- **What is required**
All lines holding the word "Medium" should be located in the records and copied.

Content starts

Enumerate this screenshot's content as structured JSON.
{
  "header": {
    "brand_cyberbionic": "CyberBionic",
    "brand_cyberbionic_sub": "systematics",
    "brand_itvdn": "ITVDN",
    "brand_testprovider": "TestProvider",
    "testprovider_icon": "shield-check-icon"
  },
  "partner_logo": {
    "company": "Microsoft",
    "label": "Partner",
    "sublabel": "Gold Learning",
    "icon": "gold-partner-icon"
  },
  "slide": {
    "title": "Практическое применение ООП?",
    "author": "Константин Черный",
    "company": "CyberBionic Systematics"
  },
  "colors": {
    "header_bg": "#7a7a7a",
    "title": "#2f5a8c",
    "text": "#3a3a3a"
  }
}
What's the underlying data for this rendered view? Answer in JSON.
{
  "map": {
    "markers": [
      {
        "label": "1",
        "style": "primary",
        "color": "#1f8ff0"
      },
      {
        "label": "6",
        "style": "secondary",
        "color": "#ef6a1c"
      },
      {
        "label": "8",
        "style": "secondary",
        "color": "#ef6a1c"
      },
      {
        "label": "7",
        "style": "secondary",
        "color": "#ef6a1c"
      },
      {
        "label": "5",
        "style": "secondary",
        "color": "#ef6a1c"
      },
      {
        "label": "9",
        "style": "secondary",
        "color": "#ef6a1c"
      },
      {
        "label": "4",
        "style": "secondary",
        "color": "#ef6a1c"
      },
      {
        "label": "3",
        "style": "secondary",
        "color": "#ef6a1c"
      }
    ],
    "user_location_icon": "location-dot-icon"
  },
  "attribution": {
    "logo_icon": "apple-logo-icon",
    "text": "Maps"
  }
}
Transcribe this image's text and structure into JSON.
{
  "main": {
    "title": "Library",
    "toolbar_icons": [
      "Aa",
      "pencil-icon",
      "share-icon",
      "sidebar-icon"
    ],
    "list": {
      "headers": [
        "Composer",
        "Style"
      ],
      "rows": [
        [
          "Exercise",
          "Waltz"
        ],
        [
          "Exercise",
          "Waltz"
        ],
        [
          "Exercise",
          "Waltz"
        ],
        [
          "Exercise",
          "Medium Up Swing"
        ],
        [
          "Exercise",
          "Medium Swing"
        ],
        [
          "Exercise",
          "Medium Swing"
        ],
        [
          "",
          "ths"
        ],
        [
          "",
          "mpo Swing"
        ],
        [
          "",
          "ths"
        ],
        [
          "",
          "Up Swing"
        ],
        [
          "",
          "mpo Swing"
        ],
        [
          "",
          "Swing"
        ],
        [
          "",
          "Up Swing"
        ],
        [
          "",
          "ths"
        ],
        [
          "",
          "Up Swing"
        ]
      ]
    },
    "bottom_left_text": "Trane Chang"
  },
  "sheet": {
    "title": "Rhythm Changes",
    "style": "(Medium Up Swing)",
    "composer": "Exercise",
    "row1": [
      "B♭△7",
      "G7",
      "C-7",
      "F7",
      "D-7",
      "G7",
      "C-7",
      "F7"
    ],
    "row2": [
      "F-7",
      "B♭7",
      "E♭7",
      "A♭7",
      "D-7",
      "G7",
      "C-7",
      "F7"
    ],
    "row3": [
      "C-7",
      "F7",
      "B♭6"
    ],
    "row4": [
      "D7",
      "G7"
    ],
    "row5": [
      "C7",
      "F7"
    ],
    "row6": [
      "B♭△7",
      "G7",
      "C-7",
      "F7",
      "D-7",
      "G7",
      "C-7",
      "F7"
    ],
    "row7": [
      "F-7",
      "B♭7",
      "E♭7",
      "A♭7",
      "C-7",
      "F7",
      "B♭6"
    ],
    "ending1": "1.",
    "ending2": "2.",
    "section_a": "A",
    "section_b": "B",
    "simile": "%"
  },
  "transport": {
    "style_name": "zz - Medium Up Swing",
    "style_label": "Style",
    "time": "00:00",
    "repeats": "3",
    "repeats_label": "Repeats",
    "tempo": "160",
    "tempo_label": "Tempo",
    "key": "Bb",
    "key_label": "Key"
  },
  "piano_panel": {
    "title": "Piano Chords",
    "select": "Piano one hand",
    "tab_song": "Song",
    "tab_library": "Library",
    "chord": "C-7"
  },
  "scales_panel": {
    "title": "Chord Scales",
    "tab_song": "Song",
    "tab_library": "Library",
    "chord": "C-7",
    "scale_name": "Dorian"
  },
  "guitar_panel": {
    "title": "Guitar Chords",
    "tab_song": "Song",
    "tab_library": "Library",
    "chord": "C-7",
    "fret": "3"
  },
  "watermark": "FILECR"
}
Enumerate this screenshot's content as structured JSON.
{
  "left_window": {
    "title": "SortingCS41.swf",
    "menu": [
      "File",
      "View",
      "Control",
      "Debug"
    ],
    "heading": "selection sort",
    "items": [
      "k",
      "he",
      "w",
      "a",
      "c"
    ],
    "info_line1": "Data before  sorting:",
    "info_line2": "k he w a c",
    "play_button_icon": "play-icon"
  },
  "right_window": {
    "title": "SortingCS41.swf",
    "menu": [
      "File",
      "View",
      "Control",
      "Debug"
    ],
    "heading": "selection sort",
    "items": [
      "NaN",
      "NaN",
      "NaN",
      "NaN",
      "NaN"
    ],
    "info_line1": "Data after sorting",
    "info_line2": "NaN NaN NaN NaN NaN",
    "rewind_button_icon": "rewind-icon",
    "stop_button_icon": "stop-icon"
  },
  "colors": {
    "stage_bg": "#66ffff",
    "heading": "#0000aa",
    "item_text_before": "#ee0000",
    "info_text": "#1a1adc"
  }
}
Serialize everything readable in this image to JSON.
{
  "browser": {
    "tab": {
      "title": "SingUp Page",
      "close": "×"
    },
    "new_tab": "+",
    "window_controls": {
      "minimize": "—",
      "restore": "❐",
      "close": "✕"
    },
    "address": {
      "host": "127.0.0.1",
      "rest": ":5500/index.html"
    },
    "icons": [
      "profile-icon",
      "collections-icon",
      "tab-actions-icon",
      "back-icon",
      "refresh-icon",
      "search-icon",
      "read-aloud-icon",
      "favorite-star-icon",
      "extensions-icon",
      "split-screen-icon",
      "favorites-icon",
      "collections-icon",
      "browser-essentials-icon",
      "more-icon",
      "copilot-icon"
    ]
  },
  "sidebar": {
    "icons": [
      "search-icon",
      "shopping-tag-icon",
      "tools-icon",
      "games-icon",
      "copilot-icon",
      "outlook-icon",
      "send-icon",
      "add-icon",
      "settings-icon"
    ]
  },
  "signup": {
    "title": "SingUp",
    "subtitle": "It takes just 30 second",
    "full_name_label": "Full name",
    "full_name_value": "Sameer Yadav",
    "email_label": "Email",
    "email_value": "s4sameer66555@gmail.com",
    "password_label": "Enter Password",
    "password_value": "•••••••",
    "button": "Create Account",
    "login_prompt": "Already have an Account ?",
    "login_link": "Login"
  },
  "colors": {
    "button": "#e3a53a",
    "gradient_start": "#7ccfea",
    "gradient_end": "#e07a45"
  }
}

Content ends

- **Final answer**
          "Medium Up Swing"
          "Medium Swing"
          "Medium Swing"
    "style": "(Medium Up Swing)",
    "style_name": "zz - Medium Up Swing",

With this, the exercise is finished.